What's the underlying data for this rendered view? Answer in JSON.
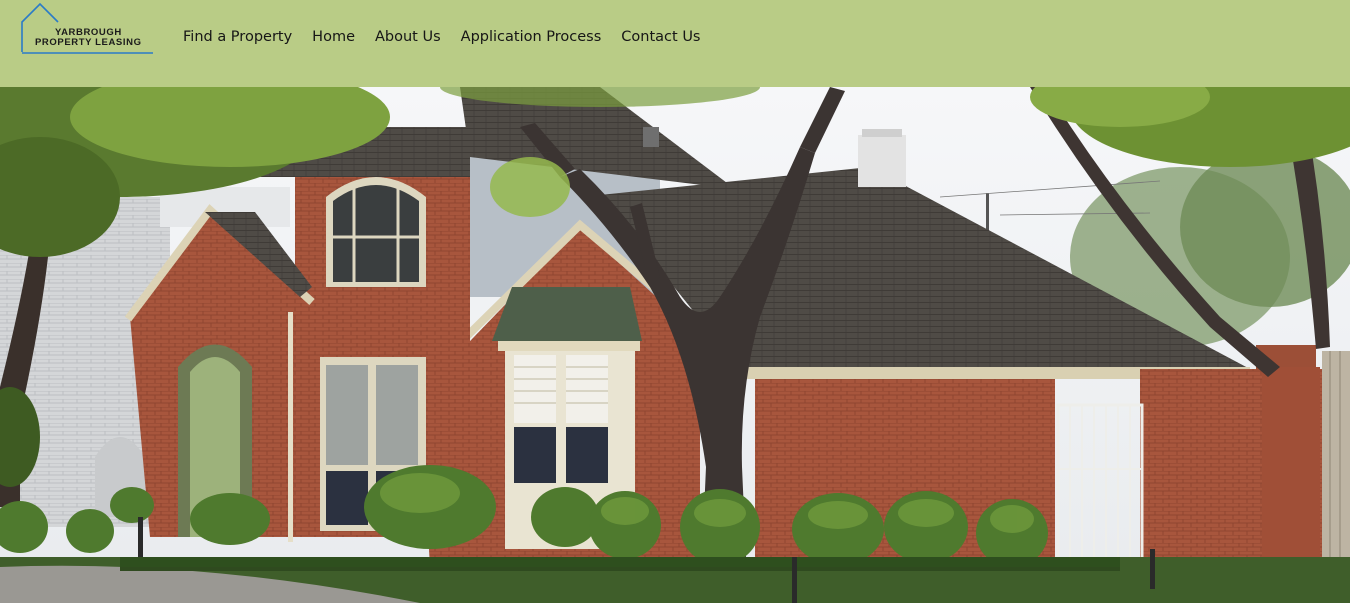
{
  "brand": {
    "line1": "YARBROUGH",
    "line2": "PROPERTY LEASING",
    "accent_color": "#2a7bc8"
  },
  "nav": {
    "items": [
      {
        "label": "Find a Property"
      },
      {
        "label": "Home"
      },
      {
        "label": "About Us"
      },
      {
        "label": "Application Process"
      },
      {
        "label": "Contact Us"
      }
    ]
  },
  "colors": {
    "header_bg": "#b9cc86"
  },
  "hero": {
    "image_subject": "brick-house-photo"
  }
}
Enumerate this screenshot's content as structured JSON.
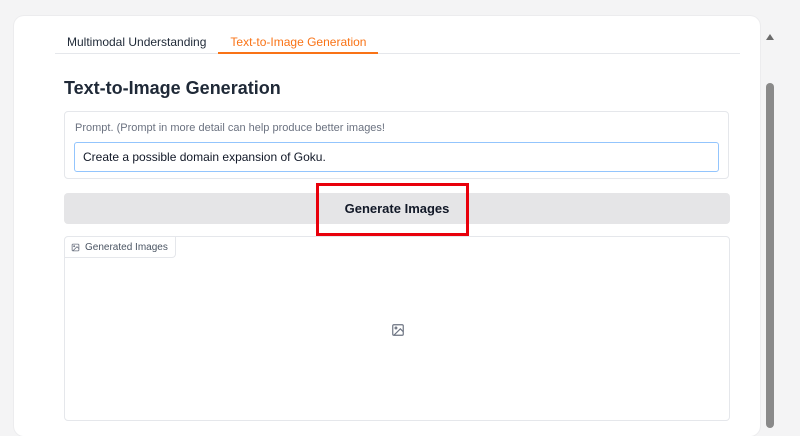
{
  "tabs": [
    {
      "label": "Multimodal Understanding",
      "active": false
    },
    {
      "label": "Text-to-Image Generation",
      "active": true
    }
  ],
  "main": {
    "title": "Text-to-Image Generation",
    "prompt": {
      "label": "Prompt. (Prompt in more detail can help produce better images!",
      "value": "Create a possible domain expansion of Goku."
    },
    "generate_button": "Generate Images",
    "gallery": {
      "label": "Generated Images",
      "label_icon": "image-icon",
      "placeholder_icon": "image-icon"
    }
  },
  "colors": {
    "accent": "#f97316",
    "highlight_box": "#e8000b",
    "button_bg": "#e5e5e7",
    "input_focus_border": "#93c5fd"
  }
}
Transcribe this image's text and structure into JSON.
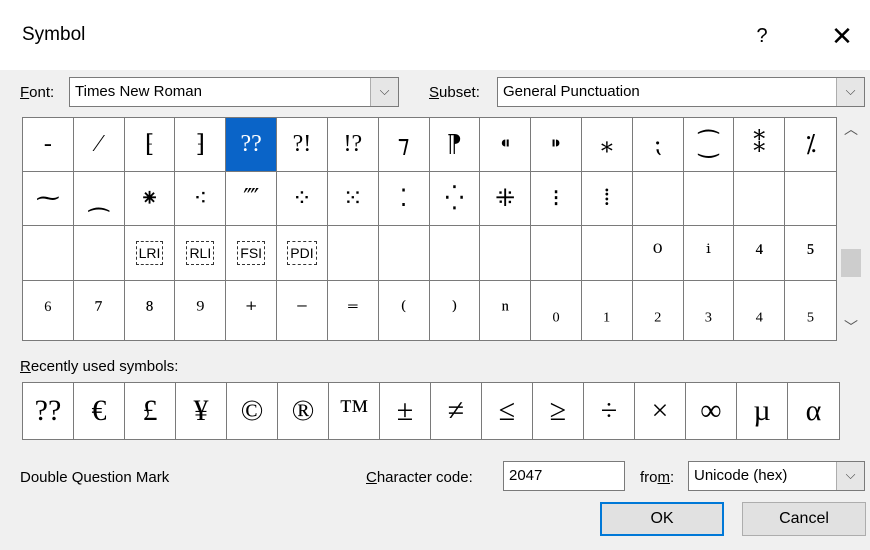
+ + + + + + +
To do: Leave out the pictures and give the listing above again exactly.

Reply:
What's the underlying data for this rendered view? Answer in JSON.
{
  "brand": {
    "line1": "YARBROUGH",
    "line2": "PROPERTY LEASING",
    "accent_color": "#2a7bc8"
  },
  "nav": {
    "items": [
      {
        "label": "Find a Property"
      },
      {
        "label": "Home"
      },
      {
        "label": "About Us"
      },
      {
        "label": "Application Process"
      },
      {
        "label": "Contact Us"
      }
    ]
  },
  "colors": {
    "header_bg": "#b9cc86"
  },
  "hero": {
    "image_subject": "brick-house-photo"
  }
}
Enumerate this screenshot's content as structured JSON.
{
  "tabs": [
    {
      "label": "Multimodal Understanding",
      "active": false
    },
    {
      "label": "Text-to-Image Generation",
      "active": true
    }
  ],
  "main": {
    "title": "Text-to-Image Generation",
    "prompt": {
      "label": "Prompt. (Prompt in more detail can help produce better images!",
      "value": "Create a possible domain expansion of Goku."
    },
    "generate_button": "Generate Images",
    "gallery": {
      "label": "Generated Images",
      "label_icon": "image-icon",
      "placeholder_icon": "image-icon"
    }
  },
  "colors": {
    "accent": "#f97316",
    "highlight_box": "#e8000b",
    "button_bg": "#e5e5e7",
    "input_focus_border": "#93c5fd"
  }
}
Transcribe this image's text and structure into JSON.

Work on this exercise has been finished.